> What the exercise asks
For the listing below, give the number of lines that include "text" and add nothing to it.

> Working data
◆ ◆ ◆ ◆
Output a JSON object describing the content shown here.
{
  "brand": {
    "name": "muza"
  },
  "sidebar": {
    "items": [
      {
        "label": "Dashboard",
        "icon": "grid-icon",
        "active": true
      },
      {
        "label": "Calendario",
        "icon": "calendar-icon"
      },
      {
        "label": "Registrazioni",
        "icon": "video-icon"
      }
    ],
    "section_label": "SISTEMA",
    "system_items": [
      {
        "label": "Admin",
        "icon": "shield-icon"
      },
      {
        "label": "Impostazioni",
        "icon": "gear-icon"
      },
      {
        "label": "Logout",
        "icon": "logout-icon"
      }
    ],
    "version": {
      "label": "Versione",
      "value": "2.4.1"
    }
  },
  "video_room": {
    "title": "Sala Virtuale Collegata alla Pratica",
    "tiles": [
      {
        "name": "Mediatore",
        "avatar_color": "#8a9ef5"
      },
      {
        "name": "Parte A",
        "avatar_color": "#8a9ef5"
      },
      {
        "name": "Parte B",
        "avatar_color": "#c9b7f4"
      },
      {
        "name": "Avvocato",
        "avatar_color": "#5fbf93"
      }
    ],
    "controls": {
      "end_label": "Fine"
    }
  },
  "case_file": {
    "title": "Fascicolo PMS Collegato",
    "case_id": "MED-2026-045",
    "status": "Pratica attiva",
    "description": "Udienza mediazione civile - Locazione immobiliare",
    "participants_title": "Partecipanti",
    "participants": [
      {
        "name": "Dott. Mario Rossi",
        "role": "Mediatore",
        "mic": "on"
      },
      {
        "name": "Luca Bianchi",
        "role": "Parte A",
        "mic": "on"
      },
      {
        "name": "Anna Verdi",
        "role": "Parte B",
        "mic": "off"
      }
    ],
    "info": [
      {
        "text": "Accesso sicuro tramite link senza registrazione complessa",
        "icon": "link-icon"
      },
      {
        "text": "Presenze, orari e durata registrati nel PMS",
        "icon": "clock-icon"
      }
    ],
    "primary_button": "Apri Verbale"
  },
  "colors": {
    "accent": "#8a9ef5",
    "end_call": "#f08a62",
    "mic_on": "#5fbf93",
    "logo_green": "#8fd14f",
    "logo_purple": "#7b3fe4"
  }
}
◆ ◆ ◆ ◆
> Answer section
2